I'm still in need of funds for post production and screening/performance, so if you didn't get a chance to donate during the Indiegogo campaign, you still can! Just click the "donate" button below.
Today I was on G-Town Radio/Ed Feldman's Morning feed talking about my film, "Consumption." It was really fun and the music was great! Chris and Ian improvised on trumpet and bass. Check it out:
And don't forget to contribute to the fundraiser on Indiegogo. To do so, or the view the fundraiser's progress and teaser, you can click on the widget below.
The fundraiser for my upcoming film, "Consumption" is live! You can click on the widget below to contribute.
I'm going to be on G-Town radio Tuesday (January 28th) talking about my upcoming film! The show is Ed Feldman's Morning Feed. Then Ian Rafalak and Chris Aschman of Trinidelphia are going to improvise on bass and trumpet in the style of music that will accompany the film. On that day, I'll post a link so you can listen online!
In late May/early June, I'll be giving a paper presentation at NYU's Music and the Moving Image Conference. You might already know that my film, "Consumption," will have a live improvised musical score. To gain more insight about improvised scores, I've been studying films that use this technique. The paper I'll be presenting at NYU is called "Miles Davis' 'Elevator to the Gallows' vs. Neil Young's 'Dead Man' Improvised Scores." Whew, that was a lot of quotes. Click on the link below to read the abstract. Closer to the conference, I'll post details about where/when the conference and presentation will take place."Miles Davis' 'Elevator to the Gallows' vs. Neil Young's 'Dead Man' Improvised Scores."

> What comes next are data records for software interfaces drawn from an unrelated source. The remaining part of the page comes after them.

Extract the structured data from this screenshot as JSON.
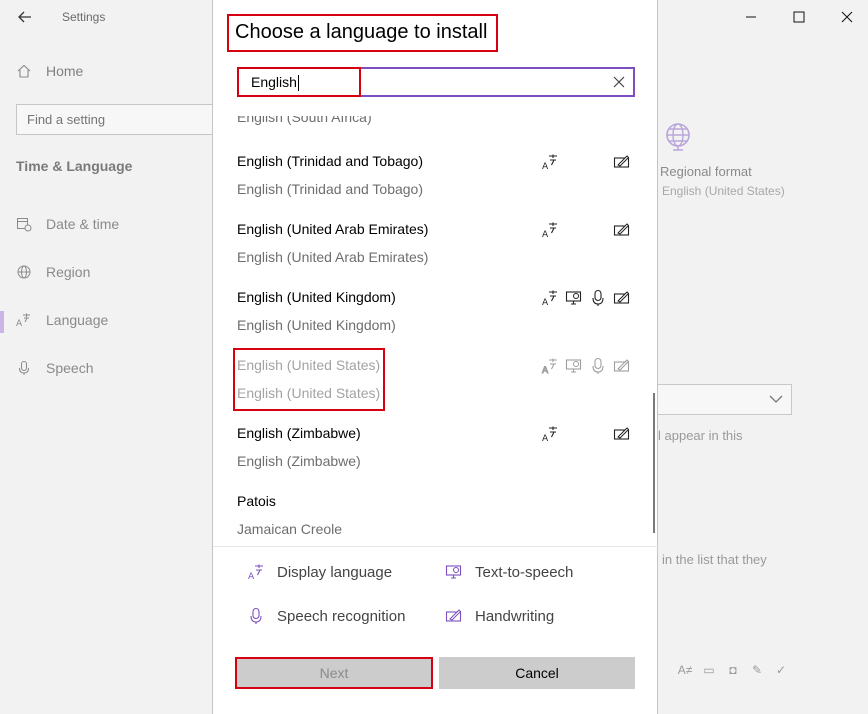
{
  "window": {
    "title": "Settings",
    "home_label": "Home",
    "search_placeholder": "Find a setting",
    "section_title": "Time & Language",
    "nav": [
      {
        "label": "Date & time",
        "icon": "calendar-clock-icon"
      },
      {
        "label": "Region",
        "icon": "globe-icon"
      },
      {
        "label": "Language",
        "icon": "language-icon",
        "active": true
      },
      {
        "label": "Speech",
        "icon": "microphone-icon"
      }
    ],
    "regional_format": {
      "label": "Regional format",
      "value": "English (United States)"
    },
    "bg_text_1": "l appear in this",
    "bg_text_2": "in the list that they"
  },
  "dialog": {
    "title": "Choose a language to install",
    "search_value": "English",
    "partial_item": "English (South Africa)",
    "languages": [
      {
        "name": "English (Trinidad and Tobago)",
        "native": "English (Trinidad and Tobago)",
        "features": [
          "display",
          "handwriting"
        ]
      },
      {
        "name": "English (United Arab Emirates)",
        "native": "English (United Arab Emirates)",
        "features": [
          "display",
          "handwriting"
        ]
      },
      {
        "name": "English (United Kingdom)",
        "native": "English (United Kingdom)",
        "features": [
          "display",
          "tts",
          "speech",
          "handwriting"
        ]
      },
      {
        "name": "English (United States)",
        "native": "English (United States)",
        "features": [
          "display",
          "tts",
          "speech",
          "handwriting"
        ],
        "dimmed": true
      },
      {
        "name": "English (Zimbabwe)",
        "native": "English (Zimbabwe)",
        "features": [
          "display",
          "handwriting"
        ]
      },
      {
        "name": "Patois",
        "native": "Jamaican Creole",
        "features": []
      }
    ],
    "legend": {
      "display": "Display language",
      "tts": "Text-to-speech",
      "speech": "Speech recognition",
      "handwriting": "Handwriting"
    },
    "buttons": {
      "next": "Next",
      "cancel": "Cancel"
    }
  },
  "colors": {
    "accent": "#7b4fbf",
    "highlight": "#d6000f",
    "button_bg": "#cccccc"
  }
}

Consumption now has Instagram and Pinterest. Instagram gives a peek at the filmmaking process. Pinterest is especially fun because I've made some "inspiration" boards for the ideal look and feel of the film. Check them out! And don't forget to click Follow/Like/Pin It!
I'll be fundraising for my film this month! The Indiegogo campain will launch during the last week of January and you'll be able to see the full teaser. There will be creative perks and great incentives! And thanks to a generous donor, I can now reduce the crowdfunding goal to $7,900.
For my upcoming film, I have shot and edited a short teaser to use for fundraising purposes.
Look out for it, as well as our Indiegogo Campaign where we'll be raising $8000.00 to get the film made.
The main character for my upcoming film has been cast.
After many emails, auditions, and cold reads, I have cast Rhym Guisse as "Corinne."